"Every common carrier by railroad . . . shall be liable in damages to any person suffering injury while he is employed by such carrier . . . for such injury or death resulting in whole or in part from the negligence of any of the officers, agents, or employees of such carrier . . . ."
According to the plain language of the statute itself, the elements of the cause of action based on the death of a railroad employee do not include a "bodily injury." The statute imposes liability on the railroad, under certain other circumstances not here in question, for ". . . death resulting in whole or in part from the negligence of any of the officers, agents, or employees of such carrier . . . ." To import, as a precondition to recovery in an action predicated upon the death of a railroad employee, the requirement that death result from "bodily injury" would be to depart radically from the language of the statute itself and to erect what amounts to an "impact rule" for recovery under the Federal Employers' Liability Act. Had Congress intended such a limitation of liability, the statute could easily have been drafted to provide only for liability for injury or for death resulting from bodily injury.

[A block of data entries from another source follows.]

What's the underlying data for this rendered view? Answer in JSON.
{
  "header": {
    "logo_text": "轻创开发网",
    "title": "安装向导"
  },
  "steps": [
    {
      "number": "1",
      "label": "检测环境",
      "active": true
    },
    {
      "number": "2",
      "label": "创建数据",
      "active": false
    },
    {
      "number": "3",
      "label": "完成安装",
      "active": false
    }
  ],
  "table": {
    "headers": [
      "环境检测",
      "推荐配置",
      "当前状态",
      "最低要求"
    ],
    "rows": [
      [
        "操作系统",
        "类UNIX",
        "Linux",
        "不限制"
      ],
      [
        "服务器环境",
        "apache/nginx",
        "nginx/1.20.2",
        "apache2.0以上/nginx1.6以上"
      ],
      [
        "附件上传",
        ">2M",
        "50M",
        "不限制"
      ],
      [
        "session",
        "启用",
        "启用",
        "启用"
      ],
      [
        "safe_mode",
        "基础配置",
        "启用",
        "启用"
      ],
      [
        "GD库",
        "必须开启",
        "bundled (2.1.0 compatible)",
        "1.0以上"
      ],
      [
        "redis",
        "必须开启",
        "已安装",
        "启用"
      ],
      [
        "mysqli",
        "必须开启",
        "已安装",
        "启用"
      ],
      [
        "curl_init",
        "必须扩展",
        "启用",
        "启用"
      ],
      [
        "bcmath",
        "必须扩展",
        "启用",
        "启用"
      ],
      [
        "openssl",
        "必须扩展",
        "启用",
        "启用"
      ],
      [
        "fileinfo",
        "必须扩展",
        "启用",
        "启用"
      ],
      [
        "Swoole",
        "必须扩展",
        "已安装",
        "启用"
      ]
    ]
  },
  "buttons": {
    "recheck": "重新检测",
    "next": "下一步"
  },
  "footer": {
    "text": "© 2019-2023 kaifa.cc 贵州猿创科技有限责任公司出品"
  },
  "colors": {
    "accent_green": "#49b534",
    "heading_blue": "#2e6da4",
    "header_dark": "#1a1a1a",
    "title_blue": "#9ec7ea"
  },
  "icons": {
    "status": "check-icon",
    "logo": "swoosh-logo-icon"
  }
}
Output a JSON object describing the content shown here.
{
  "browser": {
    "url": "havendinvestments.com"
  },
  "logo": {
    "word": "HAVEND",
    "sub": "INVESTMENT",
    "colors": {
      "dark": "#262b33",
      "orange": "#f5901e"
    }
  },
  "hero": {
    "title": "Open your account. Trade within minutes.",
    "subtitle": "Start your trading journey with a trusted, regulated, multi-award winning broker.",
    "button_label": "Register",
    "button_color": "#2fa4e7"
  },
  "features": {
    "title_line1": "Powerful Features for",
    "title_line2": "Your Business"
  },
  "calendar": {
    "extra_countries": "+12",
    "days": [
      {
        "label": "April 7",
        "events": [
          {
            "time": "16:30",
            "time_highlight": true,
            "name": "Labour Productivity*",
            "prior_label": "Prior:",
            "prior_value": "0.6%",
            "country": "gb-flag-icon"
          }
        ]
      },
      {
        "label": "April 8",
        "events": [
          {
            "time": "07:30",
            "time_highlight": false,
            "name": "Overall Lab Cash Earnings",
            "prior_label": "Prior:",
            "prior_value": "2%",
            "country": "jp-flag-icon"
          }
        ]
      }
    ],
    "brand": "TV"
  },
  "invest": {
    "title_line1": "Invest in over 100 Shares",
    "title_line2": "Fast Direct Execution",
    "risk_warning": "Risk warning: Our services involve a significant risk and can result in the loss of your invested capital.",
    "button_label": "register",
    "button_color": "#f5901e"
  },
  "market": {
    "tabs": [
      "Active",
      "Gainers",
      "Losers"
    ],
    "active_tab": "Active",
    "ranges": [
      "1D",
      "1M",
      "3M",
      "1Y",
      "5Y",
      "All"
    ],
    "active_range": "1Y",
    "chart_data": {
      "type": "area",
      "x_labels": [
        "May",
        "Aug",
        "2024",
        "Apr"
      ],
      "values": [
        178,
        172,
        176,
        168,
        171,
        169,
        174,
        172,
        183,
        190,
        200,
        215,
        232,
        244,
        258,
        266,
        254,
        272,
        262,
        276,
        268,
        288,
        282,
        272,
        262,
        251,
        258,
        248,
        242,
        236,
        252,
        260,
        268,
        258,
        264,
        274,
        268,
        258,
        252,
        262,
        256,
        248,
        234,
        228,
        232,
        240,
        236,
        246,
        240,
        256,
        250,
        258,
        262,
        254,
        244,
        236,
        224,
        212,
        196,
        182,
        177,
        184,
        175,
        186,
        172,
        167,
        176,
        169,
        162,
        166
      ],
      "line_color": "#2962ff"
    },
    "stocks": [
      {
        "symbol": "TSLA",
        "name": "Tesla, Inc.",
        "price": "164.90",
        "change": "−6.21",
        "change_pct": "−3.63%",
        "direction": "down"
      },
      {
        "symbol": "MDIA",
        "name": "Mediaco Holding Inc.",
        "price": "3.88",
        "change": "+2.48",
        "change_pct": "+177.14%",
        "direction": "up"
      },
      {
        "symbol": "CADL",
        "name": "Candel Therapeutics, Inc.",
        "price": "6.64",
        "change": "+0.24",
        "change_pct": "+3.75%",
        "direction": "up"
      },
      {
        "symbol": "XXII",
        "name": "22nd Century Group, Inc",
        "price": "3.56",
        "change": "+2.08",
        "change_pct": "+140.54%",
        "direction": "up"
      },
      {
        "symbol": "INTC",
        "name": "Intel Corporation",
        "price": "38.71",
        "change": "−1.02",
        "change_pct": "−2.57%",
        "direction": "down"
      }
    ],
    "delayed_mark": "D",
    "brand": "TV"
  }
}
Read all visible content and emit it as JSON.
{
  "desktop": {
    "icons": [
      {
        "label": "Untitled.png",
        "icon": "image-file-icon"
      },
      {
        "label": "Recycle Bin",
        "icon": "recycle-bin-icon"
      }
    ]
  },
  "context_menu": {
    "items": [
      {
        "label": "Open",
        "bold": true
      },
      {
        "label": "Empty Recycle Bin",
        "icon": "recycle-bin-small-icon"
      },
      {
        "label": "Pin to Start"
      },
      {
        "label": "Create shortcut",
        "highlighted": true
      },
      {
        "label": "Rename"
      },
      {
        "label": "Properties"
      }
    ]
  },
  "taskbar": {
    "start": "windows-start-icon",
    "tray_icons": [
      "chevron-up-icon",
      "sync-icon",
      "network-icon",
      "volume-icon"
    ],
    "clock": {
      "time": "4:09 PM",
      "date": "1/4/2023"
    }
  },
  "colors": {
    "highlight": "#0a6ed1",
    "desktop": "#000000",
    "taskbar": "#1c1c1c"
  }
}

In eschewing a narrow reading of the word "injury" in the Act, which would have precluded recovery for silicosis, the Supreme Court in Urie v. Thompson, 337 U.S. 163, 181-182, 69 S. Ct. 1018, 1030, 93 L. Ed. 1282 (1949), stated the guiding principles in construing the Act:
"To read into this all-inclusive wording a restriction as to the kinds of employees covered, the degree of negligence required, or the particular sorts of harms inflicted, would be contradictory to the wording, the remedial and humanitarian purpose, and the constant and established course of liberal construction of the Act followed by this Court."
Similarly, in Jamison v. Encarnacion, 281 U.S. 635, 640, 50 S. Ct. 440, 442, 74 L. Ed. 1082 (1930), the Court said: "The act is not to be narrowed by refined reasoning . . . It is to be construed liberally to fulfill the purposes for which it was enacted. . . ." In harmony with this general approach to construction of the Act, Courts have permitted recovery without requiring proof of "bodily injury" where railroad employees suffer fatal heart attacks during their tours of duty. Williams v. Atlantic Coast Line R. Co., 190 F.2d 744, 748 (5th Cir. 1951); Miller v. Elgin Joliet & Eastern Ry. Co., 177 F.2d 224 (7th Cir. 1949); Stewart v. Baltimore & O.R. Co., 137 F.2d 527 (2d Cir. 1943); Angst v. Great Northern R. Co., 131 F. Supp. 156, 161 (D. Minn. 1955) (dictum). Similarly, recovery has been permitted without proof of "bodily injury" where, through no negligence of the railroad, an employee is stricken with sudden illness on the job, rendering him helpless, and dies because of the railroad's failure to exercise due care in furnishing emergency medical assistance, after it knew or should have known of his plight. Rival v. Atchison, T. & S.F.R. Co., 62 N.M. 159, 306 P. 2d 648, 64 A.L.R. 2d 1098 (1957); Cortes v. Baltimore Insular Line, 287 U.S. 367, 376, 53 S. Ct. 173, 77 L. Ed. 368 (1932) (dictum); Powers v. New York Central R. Co., 251 F.2d 813 (2d Cir. 1958). See also, Anderson v. Atchison, T. & S.F.R. Co., 333 U.S. 821, 68 S. Ct. 854, 92 L. Ed. 1108 (1948); Mroz v. Dravo Corporation, 429 F.2d 1156, 1162 (3d Cir. 1970) (Jones Act; duty of care toward ill crew member); Annotation, "Master's duty to care for or to furnish medical aid to servant stricken by illness or injury." 64 A.L.R. 2d 1108.
For the same reasons, defendant's fourth point, that there was no evidence that Randall suffered any accidental injury nor that his death resulted from other than natural causes,
is also without merit.
I have examined defendant's third point and deem it to be without merit.
The test of the quantity and quality of evidence necessary in an F.E.L.A. case to create an issue for the jury on the questions of negligence and causation, as stated in Rogers v. Missouri P.R. Co., 352 U.S. 500, 506, 77 S. Ct. 443, 448, 1 L. Ed. 2d 493 (1957), is
". . . simply whether the proofs justify with reason the conclusion that employer negligence played any part, even the slightest, in producing the injury or death for which damages are sought. It does not matter that, from the evidence, the jury may also with reason, on grounds of probability, attribute ...